# REQUIRED ACTION:
The required answer is each line in the entries below where "nManagement" occurs.

[Website and app data records]
•••

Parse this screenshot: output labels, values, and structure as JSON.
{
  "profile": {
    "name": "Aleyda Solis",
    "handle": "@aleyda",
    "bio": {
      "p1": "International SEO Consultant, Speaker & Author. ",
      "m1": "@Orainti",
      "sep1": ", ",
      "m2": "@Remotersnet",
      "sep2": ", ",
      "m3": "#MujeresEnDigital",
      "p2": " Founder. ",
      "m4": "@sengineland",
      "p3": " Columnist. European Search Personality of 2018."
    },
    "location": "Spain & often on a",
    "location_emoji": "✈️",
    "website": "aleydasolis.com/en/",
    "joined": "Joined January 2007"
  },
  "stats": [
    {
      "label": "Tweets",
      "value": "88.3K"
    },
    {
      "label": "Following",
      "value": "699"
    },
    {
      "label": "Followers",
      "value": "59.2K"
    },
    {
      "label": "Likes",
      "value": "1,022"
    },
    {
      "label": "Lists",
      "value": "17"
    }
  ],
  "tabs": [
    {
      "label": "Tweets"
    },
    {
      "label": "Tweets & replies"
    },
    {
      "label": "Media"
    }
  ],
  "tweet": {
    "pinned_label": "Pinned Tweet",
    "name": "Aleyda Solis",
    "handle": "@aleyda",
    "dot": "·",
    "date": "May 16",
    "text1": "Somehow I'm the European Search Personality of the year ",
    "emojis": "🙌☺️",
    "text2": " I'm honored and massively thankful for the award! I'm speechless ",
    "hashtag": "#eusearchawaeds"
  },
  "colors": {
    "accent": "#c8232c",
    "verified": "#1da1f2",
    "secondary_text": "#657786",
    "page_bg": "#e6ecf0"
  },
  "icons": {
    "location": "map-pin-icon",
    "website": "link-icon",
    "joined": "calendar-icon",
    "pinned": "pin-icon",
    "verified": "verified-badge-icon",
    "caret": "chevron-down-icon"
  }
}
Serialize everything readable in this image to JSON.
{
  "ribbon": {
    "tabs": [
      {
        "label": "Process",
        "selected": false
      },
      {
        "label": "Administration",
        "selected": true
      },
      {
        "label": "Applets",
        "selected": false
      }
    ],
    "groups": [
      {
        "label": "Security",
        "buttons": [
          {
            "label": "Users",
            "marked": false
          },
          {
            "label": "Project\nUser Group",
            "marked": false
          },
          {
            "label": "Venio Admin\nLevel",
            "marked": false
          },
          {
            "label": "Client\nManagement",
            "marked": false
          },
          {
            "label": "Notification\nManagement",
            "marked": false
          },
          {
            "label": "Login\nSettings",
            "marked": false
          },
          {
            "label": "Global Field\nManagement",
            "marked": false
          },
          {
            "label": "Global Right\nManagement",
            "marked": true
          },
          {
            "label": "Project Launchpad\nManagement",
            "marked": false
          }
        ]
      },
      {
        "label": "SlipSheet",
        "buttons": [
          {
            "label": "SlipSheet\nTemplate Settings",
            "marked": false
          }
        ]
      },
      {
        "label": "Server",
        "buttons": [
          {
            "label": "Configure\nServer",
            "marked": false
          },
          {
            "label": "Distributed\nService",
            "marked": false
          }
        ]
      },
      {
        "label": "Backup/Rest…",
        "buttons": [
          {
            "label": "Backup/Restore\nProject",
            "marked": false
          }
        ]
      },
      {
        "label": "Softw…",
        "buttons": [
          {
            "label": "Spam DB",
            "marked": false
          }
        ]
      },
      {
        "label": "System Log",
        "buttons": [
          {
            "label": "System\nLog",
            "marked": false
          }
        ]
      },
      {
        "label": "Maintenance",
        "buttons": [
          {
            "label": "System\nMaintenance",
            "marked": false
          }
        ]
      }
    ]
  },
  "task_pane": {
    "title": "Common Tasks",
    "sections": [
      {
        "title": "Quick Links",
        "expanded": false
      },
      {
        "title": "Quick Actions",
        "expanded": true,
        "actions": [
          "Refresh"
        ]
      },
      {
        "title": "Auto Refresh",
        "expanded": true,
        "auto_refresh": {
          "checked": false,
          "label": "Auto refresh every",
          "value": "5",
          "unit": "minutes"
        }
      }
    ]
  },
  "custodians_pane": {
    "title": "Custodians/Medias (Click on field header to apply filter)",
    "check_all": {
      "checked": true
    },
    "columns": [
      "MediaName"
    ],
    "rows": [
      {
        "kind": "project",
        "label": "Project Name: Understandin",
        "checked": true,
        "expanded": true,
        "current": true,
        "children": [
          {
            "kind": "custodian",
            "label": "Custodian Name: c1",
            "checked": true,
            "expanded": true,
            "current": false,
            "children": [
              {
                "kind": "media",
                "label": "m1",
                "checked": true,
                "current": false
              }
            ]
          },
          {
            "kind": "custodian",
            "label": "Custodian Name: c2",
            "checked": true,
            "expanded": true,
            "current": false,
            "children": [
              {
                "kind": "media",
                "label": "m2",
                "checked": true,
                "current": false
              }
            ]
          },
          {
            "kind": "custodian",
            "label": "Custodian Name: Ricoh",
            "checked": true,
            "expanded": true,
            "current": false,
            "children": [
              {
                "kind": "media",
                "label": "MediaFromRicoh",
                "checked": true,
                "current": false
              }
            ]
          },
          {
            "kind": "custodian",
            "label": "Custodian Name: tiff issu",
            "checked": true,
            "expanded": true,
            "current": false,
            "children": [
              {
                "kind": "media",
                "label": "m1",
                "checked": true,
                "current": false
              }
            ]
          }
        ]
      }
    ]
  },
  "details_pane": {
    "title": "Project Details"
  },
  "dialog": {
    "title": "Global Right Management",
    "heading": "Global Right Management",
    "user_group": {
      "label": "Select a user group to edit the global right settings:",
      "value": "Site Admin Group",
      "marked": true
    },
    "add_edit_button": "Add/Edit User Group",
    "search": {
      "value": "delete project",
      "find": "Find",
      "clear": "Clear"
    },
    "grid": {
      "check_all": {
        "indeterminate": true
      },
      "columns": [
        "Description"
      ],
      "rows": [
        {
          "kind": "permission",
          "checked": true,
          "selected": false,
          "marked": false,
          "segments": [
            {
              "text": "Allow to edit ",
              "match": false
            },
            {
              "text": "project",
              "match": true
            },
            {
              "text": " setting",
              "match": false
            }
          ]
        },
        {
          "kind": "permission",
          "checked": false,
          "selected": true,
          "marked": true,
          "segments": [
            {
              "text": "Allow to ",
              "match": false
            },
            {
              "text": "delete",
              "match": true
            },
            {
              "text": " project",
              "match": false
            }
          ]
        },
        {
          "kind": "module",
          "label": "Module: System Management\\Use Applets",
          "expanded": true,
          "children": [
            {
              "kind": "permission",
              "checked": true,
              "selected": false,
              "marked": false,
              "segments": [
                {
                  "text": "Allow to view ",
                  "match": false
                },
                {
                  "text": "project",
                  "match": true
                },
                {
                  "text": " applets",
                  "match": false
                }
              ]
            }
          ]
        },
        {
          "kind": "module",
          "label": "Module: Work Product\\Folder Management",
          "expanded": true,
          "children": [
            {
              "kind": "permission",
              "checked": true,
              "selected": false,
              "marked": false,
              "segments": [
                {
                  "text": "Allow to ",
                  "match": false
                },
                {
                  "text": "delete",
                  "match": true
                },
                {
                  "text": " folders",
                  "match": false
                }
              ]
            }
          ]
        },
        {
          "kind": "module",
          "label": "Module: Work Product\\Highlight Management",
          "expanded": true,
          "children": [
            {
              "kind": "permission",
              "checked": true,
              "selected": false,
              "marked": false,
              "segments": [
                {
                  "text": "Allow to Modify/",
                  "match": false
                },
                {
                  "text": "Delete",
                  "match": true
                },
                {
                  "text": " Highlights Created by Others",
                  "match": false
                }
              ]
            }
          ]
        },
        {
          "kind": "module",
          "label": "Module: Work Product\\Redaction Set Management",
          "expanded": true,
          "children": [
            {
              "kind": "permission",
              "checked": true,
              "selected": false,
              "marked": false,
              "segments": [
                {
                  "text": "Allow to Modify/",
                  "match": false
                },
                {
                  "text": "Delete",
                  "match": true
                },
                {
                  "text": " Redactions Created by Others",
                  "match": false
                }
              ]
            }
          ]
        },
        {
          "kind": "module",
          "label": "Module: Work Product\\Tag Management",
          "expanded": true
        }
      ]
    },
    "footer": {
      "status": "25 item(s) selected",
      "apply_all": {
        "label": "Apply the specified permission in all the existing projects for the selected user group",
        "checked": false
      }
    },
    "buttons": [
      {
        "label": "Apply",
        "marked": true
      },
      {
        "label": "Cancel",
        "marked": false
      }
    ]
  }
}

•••

# EXERCISE RESPONSE:
            "label": "Client\nManagement",
            "label": "Notification\nManagement",
            "label": "Global Field\nManagement",
            "label": "Global Right\nManagement",
            "label": "Project Launchpad\nManagement",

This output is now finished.